“The UAE authorities are trying to brand 2019 as the 'year of tolerance' and are now seeking to cast the pope's visit as proof of their respect for diversity. Does this mean they are ready to reverse their policy of systematic repression of any form of dissent or criticism?” said Amnesty International's Middle East Research Director Lynn Maalouf in a statement on Friday.

It’s not that the pope didn’t speak out during his trip. In a 26-minute address Monday, at a meeting of Muslim, Jewish and Christian leaders, the pope called for an end to the myriad wars in the Middle East, mentioning Syria, Libya, Iraq and Yemen by name. All religious leaders, Francis said, had a “duty to reject every nuance of approval from the word war.”

Before leaving Rome for the small, oil-rich sheikhdom, Francis spoke of Yemen as well, saying he was concerned that its population was “exhausted by the lengthy conflict” and its “children ... suffering from hunger.”

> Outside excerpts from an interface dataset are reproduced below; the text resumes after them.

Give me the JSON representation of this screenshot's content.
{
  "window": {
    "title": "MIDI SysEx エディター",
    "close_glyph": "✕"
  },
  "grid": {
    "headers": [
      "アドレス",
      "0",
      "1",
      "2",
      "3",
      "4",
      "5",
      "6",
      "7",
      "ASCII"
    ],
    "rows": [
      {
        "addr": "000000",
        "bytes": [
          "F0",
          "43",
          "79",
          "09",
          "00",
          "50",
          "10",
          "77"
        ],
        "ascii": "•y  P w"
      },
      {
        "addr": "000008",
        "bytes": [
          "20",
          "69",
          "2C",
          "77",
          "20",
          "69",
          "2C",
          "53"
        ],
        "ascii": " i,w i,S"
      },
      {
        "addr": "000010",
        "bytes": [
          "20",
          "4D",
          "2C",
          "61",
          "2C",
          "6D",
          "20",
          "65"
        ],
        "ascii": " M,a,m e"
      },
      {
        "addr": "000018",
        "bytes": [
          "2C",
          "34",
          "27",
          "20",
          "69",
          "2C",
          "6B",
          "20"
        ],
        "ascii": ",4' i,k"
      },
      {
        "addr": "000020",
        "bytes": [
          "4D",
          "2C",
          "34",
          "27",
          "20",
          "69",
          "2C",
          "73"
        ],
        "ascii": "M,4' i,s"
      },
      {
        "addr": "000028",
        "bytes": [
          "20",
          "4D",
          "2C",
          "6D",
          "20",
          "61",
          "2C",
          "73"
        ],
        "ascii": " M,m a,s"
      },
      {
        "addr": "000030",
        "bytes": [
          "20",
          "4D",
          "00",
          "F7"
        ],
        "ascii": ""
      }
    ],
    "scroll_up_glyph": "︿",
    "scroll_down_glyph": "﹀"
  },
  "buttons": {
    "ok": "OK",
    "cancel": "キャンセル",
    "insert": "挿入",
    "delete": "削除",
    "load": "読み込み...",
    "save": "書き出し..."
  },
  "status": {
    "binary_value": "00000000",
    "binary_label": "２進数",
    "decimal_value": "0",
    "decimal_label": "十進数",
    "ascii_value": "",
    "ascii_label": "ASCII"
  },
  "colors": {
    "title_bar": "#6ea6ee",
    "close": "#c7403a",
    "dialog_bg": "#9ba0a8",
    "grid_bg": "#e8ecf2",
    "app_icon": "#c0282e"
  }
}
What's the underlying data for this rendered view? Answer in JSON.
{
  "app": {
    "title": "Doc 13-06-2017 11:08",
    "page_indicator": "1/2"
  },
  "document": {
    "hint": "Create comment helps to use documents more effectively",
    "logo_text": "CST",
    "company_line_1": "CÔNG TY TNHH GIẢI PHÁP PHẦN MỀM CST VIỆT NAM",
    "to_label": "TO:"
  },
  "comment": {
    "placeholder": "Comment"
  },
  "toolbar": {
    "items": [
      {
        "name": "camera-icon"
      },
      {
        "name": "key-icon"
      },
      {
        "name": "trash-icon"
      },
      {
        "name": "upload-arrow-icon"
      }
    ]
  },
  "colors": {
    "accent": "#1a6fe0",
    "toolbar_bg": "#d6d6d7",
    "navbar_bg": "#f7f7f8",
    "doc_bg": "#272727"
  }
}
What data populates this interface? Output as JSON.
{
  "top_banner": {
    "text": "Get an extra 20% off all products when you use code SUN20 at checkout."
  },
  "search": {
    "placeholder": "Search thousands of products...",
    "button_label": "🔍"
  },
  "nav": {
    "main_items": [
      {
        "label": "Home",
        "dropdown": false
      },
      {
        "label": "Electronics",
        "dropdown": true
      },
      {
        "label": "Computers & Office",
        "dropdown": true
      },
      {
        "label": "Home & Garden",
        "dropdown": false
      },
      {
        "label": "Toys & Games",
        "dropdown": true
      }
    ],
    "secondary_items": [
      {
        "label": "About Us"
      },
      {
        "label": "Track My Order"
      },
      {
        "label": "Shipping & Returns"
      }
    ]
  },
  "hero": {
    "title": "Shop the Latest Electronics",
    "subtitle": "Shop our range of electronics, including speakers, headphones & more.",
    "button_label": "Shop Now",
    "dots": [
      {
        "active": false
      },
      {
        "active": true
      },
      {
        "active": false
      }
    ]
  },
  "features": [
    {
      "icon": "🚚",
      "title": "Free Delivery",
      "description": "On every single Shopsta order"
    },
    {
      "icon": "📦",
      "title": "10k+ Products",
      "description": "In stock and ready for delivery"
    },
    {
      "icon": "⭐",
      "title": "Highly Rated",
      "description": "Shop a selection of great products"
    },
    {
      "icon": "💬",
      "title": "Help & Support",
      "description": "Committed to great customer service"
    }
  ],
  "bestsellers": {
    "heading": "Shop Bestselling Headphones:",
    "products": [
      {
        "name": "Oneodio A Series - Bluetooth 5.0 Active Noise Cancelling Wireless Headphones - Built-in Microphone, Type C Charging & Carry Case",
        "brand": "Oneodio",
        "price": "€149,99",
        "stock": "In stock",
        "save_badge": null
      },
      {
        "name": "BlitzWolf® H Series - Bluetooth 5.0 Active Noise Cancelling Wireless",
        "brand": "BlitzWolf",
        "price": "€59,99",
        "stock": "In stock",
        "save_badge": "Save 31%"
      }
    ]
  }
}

His remarks were exceptionally candid, given that his hosts are heavily embroiled in the war in Yemen, as part of a Saudi-led military coalition, which has left parts of the impoverished country in famine.

It is no surprise that the pope weighed into this politically fraught arena: Since his ascension, Francis has spoken out on everything from his support of refugees and the poor to his harsh critique of capitalism.

And while the UAE has been praised for hosting expats from all walks of life, and offering them religious freedoms to a certain extent, it is essentially impossible for non-Muslim migrants to gain citizenship at the Gulf state. Still, the pope called the Emirates a place that “tries to be a model of coexistence."

Francis has accumulated an impressive track record of engagement around the Muslim world, reportedly visiting seven Muslim countries in the six years since he began his papacy.

Francis may not be concerned with his host’s reasons for inviting him or choreographing what to Muslims like me looks like an elaborate interfaith carnival. Perhaps he sees an opening to work behind the scenes on the justice issues for which Muslims have come to respect — and even rely upon — him in an era of despots. That is the man Muslims have come to revere; the politically savvy pontiff who has made dialogue with Muslims a cornerstone of his papacy.

Dalia Hatuqa is a journalist based in the West Bank and Washington, D.C.